__Goal of the exercise__: Each entry that appears below should be restated exactly as it is.

__Records__:

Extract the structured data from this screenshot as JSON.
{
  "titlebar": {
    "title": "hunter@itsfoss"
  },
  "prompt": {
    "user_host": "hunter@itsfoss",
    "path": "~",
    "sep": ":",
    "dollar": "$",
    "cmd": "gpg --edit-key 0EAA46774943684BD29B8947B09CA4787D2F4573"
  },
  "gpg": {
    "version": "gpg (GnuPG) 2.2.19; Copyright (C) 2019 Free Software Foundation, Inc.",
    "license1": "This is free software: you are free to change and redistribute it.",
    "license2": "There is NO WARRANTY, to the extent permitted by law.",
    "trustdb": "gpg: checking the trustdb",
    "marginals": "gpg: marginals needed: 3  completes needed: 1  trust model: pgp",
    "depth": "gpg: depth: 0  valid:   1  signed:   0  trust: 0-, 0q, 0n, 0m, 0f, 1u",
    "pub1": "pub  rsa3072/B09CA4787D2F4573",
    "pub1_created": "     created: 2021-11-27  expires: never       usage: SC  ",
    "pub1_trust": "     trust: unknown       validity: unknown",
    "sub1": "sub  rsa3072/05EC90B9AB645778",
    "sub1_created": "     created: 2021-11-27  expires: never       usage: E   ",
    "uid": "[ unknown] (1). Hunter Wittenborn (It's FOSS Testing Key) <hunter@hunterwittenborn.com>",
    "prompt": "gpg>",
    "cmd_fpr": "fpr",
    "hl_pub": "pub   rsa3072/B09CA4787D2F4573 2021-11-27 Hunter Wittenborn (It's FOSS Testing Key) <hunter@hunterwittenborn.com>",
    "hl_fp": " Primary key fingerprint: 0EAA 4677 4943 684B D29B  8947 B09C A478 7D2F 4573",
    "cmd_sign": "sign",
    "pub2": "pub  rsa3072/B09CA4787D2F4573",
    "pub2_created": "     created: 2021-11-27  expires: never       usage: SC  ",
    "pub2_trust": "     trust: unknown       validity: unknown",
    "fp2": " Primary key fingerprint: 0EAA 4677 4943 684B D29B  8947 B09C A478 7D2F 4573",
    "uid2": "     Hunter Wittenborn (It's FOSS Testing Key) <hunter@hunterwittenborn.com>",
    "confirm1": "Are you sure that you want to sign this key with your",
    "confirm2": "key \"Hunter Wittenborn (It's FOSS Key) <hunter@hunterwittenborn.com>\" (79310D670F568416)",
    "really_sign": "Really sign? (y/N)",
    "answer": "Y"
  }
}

__Result below__:
Extract the structured data from this screenshot as JSON.
{
  "titlebar": {
    "title": "hunter@itsfoss"
  },
  "prompt": {
    "user_host": "hunter@itsfoss",
    "path": "~",
    "sep": ":",
    "dollar": "$",
    "cmd": "gpg --edit-key 0EAA46774943684BD29B8947B09CA4787D2F4573"
  },
  "gpg": {
    "version": "gpg (GnuPG) 2.2.19; Copyright (C) 2019 Free Software Foundation, Inc.",
    "license1": "This is free software: you are free to change and redistribute it.",
    "license2": "There is NO WARRANTY, to the extent permitted by law.",
    "trustdb": "gpg: checking the trustdb",
    "marginals": "gpg: marginals needed: 3  completes needed: 1  trust model: pgp",
    "depth": "gpg: depth: 0  valid:   1  signed:   0  trust: 0-, 0q, 0n, 0m, 0f, 1u",
    "pub1": "pub  rsa3072/B09CA4787D2F4573",
    "pub1_created": "     created: 2021-11-27  expires: never       usage: SC  ",
    "pub1_trust": "     trust: unknown       validity: unknown",
    "sub1": "sub  rsa3072/05EC90B9AB645778",
    "sub1_created": "     created: 2021-11-27  expires: never       usage: E   ",
    "uid": "[ unknown] (1). Hunter Wittenborn (It's FOSS Testing Key) <hunter@hunterwittenborn.com>",
    "prompt": "gpg>",
    "cmd_fpr": "fpr",
    "hl_pub": "pub   rsa3072/B09CA4787D2F4573 2021-11-27 Hunter Wittenborn (It's FOSS Testing Key) <hunter@hunterwittenborn.com>",
    "hl_fp": " Primary key fingerprint: 0EAA 4677 4943 684B D29B  8947 B09C A478 7D2F 4573",
    "cmd_sign": "sign",
    "pub2": "pub  rsa3072/B09CA4787D2F4573",
    "pub2_created": "     created: 2021-11-27  expires: never       usage: SC  ",
    "pub2_trust": "     trust: unknown       validity: unknown",
    "fp2": " Primary key fingerprint: 0EAA 4677 4943 684B D29B  8947 B09C A478 7D2F 4573",
    "uid2": "     Hunter Wittenborn (It's FOSS Testing Key) <hunter@hunterwittenborn.com>",
    "confirm1": "Are you sure that you want to sign this key with your",
    "confirm2": "key \"Hunter Wittenborn (It's FOSS Key) <hunter@hunterwittenborn.com>\" (79310D670F568416)",
    "really_sign": "Really sign? (y/N)",
    "answer": "Y"
  }
}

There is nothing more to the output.